*Task description*:
Your answer should reproduce every line of the material in which the word "this" occurs.
= = = = =
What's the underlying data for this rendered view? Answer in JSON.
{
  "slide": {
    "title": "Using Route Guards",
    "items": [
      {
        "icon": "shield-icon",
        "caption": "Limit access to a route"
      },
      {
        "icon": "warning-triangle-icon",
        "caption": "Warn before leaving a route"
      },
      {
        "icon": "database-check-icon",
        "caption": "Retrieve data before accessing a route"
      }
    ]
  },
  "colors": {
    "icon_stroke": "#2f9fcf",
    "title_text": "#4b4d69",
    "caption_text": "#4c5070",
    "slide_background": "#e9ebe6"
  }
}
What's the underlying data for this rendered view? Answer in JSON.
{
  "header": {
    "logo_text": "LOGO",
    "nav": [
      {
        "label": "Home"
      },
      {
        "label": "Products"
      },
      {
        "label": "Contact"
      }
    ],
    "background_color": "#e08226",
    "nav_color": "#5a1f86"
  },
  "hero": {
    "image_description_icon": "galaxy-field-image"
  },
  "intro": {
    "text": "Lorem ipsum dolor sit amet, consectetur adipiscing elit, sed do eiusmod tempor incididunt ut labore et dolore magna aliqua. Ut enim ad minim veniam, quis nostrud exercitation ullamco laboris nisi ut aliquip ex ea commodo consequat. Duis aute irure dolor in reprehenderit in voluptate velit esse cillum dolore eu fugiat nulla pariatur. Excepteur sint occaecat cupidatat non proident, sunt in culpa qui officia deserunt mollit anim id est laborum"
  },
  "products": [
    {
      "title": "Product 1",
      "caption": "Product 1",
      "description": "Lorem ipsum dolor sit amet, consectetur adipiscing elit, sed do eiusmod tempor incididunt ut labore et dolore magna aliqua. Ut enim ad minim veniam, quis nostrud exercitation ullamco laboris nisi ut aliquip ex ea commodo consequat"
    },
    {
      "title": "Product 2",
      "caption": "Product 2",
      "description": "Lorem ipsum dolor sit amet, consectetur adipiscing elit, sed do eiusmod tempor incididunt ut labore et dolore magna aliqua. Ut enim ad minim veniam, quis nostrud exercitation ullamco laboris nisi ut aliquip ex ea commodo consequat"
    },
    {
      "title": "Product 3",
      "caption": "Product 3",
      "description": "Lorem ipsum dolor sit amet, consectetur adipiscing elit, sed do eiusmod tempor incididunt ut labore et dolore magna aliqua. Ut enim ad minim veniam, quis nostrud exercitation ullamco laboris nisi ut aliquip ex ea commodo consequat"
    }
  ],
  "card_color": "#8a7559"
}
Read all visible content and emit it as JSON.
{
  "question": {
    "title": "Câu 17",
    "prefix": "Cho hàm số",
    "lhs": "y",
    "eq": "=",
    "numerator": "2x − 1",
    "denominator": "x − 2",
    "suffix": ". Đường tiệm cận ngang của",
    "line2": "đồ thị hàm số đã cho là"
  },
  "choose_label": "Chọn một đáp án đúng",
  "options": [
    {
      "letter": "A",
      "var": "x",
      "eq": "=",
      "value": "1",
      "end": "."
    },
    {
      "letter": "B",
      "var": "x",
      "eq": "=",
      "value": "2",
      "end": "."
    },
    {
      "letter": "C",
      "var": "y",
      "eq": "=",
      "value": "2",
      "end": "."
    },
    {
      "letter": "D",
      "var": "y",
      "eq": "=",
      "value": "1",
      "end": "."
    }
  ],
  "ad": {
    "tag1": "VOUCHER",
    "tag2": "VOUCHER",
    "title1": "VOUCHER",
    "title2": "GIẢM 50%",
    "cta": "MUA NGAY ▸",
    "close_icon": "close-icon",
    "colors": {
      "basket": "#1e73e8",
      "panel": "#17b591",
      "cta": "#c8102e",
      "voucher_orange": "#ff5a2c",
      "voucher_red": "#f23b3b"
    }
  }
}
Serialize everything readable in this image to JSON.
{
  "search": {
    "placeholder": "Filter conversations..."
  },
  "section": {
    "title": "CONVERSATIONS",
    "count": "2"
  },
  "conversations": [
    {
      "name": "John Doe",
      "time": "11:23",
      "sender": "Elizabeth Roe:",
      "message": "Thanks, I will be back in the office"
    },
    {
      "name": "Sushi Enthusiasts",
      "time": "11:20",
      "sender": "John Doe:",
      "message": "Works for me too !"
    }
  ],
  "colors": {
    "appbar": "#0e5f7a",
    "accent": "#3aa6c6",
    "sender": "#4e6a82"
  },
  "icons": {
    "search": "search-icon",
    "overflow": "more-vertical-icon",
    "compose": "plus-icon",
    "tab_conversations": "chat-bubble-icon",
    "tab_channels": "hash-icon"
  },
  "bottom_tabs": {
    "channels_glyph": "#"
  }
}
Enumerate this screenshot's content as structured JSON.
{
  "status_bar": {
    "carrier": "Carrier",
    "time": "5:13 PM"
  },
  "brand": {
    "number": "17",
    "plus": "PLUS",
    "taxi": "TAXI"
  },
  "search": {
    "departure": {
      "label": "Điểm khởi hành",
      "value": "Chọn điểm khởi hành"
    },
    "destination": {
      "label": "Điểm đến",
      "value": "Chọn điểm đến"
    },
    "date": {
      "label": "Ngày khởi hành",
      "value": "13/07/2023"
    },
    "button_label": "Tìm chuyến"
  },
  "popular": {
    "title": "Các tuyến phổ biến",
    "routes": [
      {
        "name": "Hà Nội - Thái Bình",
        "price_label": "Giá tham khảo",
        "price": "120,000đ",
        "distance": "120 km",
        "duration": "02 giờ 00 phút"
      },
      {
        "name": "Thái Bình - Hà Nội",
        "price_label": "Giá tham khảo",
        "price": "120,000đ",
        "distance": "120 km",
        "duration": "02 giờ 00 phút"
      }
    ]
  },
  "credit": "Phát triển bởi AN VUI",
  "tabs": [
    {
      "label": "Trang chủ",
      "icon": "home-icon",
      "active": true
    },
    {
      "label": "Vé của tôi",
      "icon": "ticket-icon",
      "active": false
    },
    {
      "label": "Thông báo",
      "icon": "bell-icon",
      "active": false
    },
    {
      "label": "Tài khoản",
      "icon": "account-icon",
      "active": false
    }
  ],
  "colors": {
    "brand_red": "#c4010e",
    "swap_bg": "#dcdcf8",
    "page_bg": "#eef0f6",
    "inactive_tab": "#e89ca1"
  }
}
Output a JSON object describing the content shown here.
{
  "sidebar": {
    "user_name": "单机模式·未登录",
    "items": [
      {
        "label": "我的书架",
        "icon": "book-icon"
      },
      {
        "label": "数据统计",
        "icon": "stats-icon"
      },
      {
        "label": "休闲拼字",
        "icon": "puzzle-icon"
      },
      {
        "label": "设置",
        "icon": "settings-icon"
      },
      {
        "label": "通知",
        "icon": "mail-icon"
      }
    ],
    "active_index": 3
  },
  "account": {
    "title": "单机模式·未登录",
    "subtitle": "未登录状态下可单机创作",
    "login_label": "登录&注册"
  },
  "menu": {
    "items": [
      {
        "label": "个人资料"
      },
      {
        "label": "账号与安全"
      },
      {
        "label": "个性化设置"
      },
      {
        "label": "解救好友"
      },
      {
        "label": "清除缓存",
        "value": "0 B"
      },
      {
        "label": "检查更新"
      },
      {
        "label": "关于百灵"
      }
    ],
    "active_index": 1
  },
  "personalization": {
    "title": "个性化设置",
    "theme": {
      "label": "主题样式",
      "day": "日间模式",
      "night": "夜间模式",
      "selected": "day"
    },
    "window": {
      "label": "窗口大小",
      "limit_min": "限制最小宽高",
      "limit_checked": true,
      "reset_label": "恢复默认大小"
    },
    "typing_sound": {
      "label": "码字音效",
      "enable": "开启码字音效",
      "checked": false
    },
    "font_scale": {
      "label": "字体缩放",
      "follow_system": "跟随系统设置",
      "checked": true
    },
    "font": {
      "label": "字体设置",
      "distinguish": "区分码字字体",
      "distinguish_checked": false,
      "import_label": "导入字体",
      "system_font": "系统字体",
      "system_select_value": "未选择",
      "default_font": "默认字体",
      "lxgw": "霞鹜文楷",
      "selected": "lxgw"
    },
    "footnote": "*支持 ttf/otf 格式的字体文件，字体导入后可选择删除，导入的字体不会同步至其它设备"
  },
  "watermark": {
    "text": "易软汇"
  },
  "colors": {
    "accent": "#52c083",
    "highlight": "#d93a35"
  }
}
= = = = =
*Answer for the task*:
What's the underlying data for this rendered view? Answer in JSON.
What's the underlying data for this rendered view? Answer in JSON.
Serialize everything readable in this image to JSON.
Enumerate this screenshot's content as structured JSON.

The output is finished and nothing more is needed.